• [ASSIGNMENT]:
Restate all the lines below word for word, but omit the pictures.

• [Dataset rows for apps and sites]:
__________
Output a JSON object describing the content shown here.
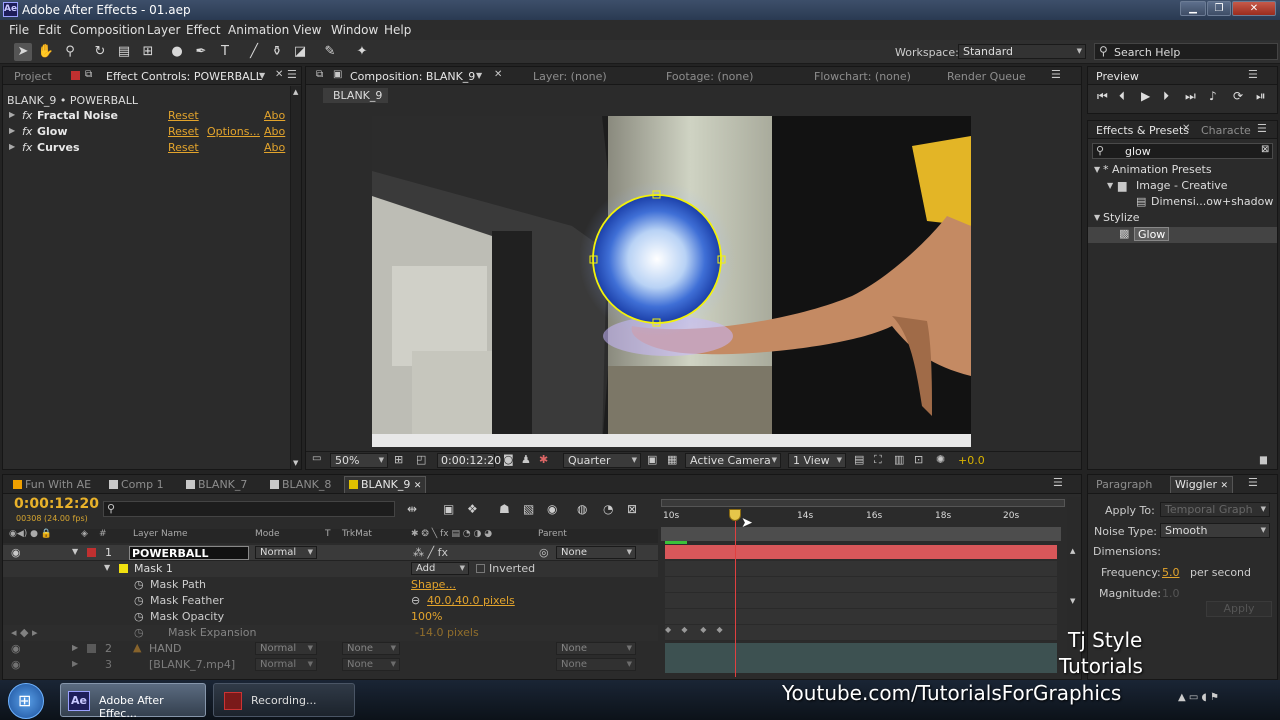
{
  "window": {
    "title": "Adobe After Effects - 01.aep",
    "app_icon": "Ae"
  },
  "menu": [
    "File",
    "Edit",
    "Composition",
    "Layer",
    "Effect",
    "Animation",
    "View",
    "Window",
    "Help"
  ],
  "workspace": {
    "label": "Workspace:",
    "value": "Standard"
  },
  "search_help": "Search Help",
  "project_panel": {
    "tab_project": "Project",
    "tab_effect_controls": "Effect Controls: POWERBALL",
    "layer_path": "BLANK_9 • POWERBALL",
    "effects": [
      {
        "name": "Fractal Noise",
        "reset": "Reset",
        "about": "Abo"
      },
      {
        "name": "Glow",
        "reset": "Reset",
        "options": "Options...",
        "about": "Abo"
      },
      {
        "name": "Curves",
        "reset": "Reset",
        "about": "Abo"
      }
    ]
  },
  "comp_panel": {
    "tab_comp": "Composition: BLANK_9",
    "tab_layer": "Layer: (none)",
    "tab_footage": "Footage: (none)",
    "tab_flowchart": "Flowchart: (none)",
    "tab_render": "Render Queue",
    "comp_name": "BLANK_9",
    "zoom": "50%",
    "timecode": "0:00:12:20",
    "resolution": "Quarter",
    "camera": "Active Camera",
    "view": "1 View",
    "exposure": "+0.0"
  },
  "preview": {
    "title": "Preview"
  },
  "effects_presets": {
    "tab": "Effects & Presets",
    "tab2": "Characte",
    "search": "glow",
    "tree": [
      {
        "label": "* Animation Presets",
        "level": 0
      },
      {
        "label": "Image - Creative",
        "level": 1
      },
      {
        "label": "Dimensi...ow+shadow",
        "level": 2
      },
      {
        "label": "Stylize",
        "level": 0
      },
      {
        "label": "Glow",
        "level": 1,
        "selected": true
      }
    ]
  },
  "timeline": {
    "tabs": [
      "Fun With AE",
      "Comp 1",
      "BLANK_7",
      "BLANK_8",
      "BLANK_9"
    ],
    "tab_colors": [
      "#f0a000",
      "#c8c8c8",
      "#c8c8c8",
      "#c8c8c8",
      "#e0c000"
    ],
    "timecode": "0:00:12:20",
    "frame_info": "00308 (24.00 fps)",
    "columns": {
      "layer_name": "Layer Name",
      "mode": "Mode",
      "t": "T",
      "trkmat": "TrkMat",
      "parent": "Parent"
    },
    "layers": [
      {
        "num": "1",
        "name": "POWERBALL",
        "mode": "Normal",
        "parent": "None"
      },
      {
        "num": "2",
        "name": "HAND",
        "mode": "Normal",
        "trkmat": "None",
        "parent": "None"
      },
      {
        "num": "3",
        "name": "[BLANK_7.mp4]",
        "mode": "Normal",
        "trkmat": "None",
        "parent": "None"
      }
    ],
    "mask": {
      "name": "Mask 1",
      "mode": "Add",
      "inverted": "Inverted",
      "props": [
        {
          "name": "Mask Path",
          "value": "Shape..."
        },
        {
          "name": "Mask Feather",
          "value": "40.0,40.0 pixels"
        },
        {
          "name": "Mask Opacity",
          "value": "100%"
        },
        {
          "name": "Mask Expansion",
          "value": "-14.0 pixels"
        }
      ]
    },
    "ruler": [
      "10s",
      "14s",
      "16s",
      "18s",
      "20s"
    ]
  },
  "wiggler": {
    "tab_paragraph": "Paragraph",
    "tab_wiggler": "Wiggler",
    "apply_to_label": "Apply To:",
    "apply_to": "Temporal Graph",
    "noise_type_label": "Noise Type:",
    "noise_type": "Smooth",
    "dimensions_label": "Dimensions:",
    "frequency_label": "Frequency:",
    "frequency": "5.0",
    "frequency_unit": "per second",
    "magnitude_label": "Magnitude:",
    "magnitude": "1.0",
    "apply": "Apply"
  },
  "watermark": {
    "line1": "Tj Style",
    "line2": "Tutorials",
    "url": "Youtube.com/TutorialsForGraphics"
  },
  "taskbar": {
    "items": [
      "Adobe After Effec...",
      "Recording..."
    ]
  }
}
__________
• [THE ANSWER]:
Output a JSON object describing the content shown here.
{
  "window": {
    "title": "Adobe After Effects - 01.aep",
    "app_icon": "Ae"
  },
  "menu": [
    "File",
    "Edit",
    "Composition",
    "Layer",
    "Effect",
    "Animation",
    "View",
    "Window",
    "Help"
  ],
  "workspace": {
    "label": "Workspace:",
    "value": "Standard"
  },
  "search_help": "Search Help",
  "project_panel": {
    "tab_project": "Project",
    "tab_effect_controls": "Effect Controls: POWERBALL",
    "layer_path": "BLANK_9 • POWERBALL",
    "effects": [
      {
        "name": "Fractal Noise",
        "reset": "Reset",
        "about": "Abo"
      },
      {
        "name": "Glow",
        "reset": "Reset",
        "options": "Options...",
        "about": "Abo"
      },
      {
        "name": "Curves",
        "reset": "Reset",
        "about": "Abo"
      }
    ]
  },
  "comp_panel": {
    "tab_comp": "Composition: BLANK_9",
    "tab_layer": "Layer: (none)",
    "tab_footage": "Footage: (none)",
    "tab_flowchart": "Flowchart: (none)",
    "tab_render": "Render Queue",
    "comp_name": "BLANK_9",
    "zoom": "50%",
    "timecode": "0:00:12:20",
    "resolution": "Quarter",
    "camera": "Active Camera",
    "view": "1 View",
    "exposure": "+0.0"
  },
  "preview": {
    "title": "Preview"
  },
  "effects_presets": {
    "tab": "Effects & Presets",
    "tab2": "Characte",
    "search": "glow",
    "tree": [
      {
        "label": "* Animation Presets",
        "level": 0
      },
      {
        "label": "Image - Creative",
        "level": 1
      },
      {
        "label": "Dimensi...ow+shadow",
        "level": 2
      },
      {
        "label": "Stylize",
        "level": 0
      },
      {
        "label": "Glow",
        "level": 1,
        "selected": true
      }
    ]
  },
  "timeline": {
    "tabs": [
      "Fun With AE",
      "Comp 1",
      "BLANK_7",
      "BLANK_8",
      "BLANK_9"
    ],
    "tab_colors": [
      "#f0a000",
      "#c8c8c8",
      "#c8c8c8",
      "#c8c8c8",
      "#e0c000"
    ],
    "timecode": "0:00:12:20",
    "frame_info": "00308 (24.00 fps)",
    "columns": {
      "layer_name": "Layer Name",
      "mode": "Mode",
      "t": "T",
      "trkmat": "TrkMat",
      "parent": "Parent"
    },
    "layers": [
      {
        "num": "1",
        "name": "POWERBALL",
        "mode": "Normal",
        "parent": "None"
      },
      {
        "num": "2",
        "name": "HAND",
        "mode": "Normal",
        "trkmat": "None",
        "parent": "None"
      },
      {
        "num": "3",
        "name": "[BLANK_7.mp4]",
        "mode": "Normal",
        "trkmat": "None",
        "parent": "None"
      }
    ],
    "mask": {
      "name": "Mask 1",
      "mode": "Add",
      "inverted": "Inverted",
      "props": [
        {
          "name": "Mask Path",
          "value": "Shape..."
        },
        {
          "name": "Mask Feather",
          "value": "40.0,40.0 pixels"
        },
        {
          "name": "Mask Opacity",
          "value": "100%"
        },
        {
          "name": "Mask Expansion",
          "value": "-14.0 pixels"
        }
      ]
    },
    "ruler": [
      "10s",
      "14s",
      "16s",
      "18s",
      "20s"
    ]
  },
  "wiggler": {
    "tab_paragraph": "Paragraph",
    "tab_wiggler": "Wiggler",
    "apply_to_label": "Apply To:",
    "apply_to": "Temporal Graph",
    "noise_type_label": "Noise Type:",
    "noise_type": "Smooth",
    "dimensions_label": "Dimensions:",
    "frequency_label": "Frequency:",
    "frequency": "5.0",
    "frequency_unit": "per second",
    "magnitude_label": "Magnitude:",
    "magnitude": "1.0",
    "apply": "Apply"
  },
  "watermark": {
    "line1": "Tj Style",
    "line2": "Tutorials",
    "url": "Youtube.com/TutorialsForGraphics"
  },
  "taskbar": {
    "items": [
      "Adobe After Effec...",
      "Recording..."
    ]
  }
}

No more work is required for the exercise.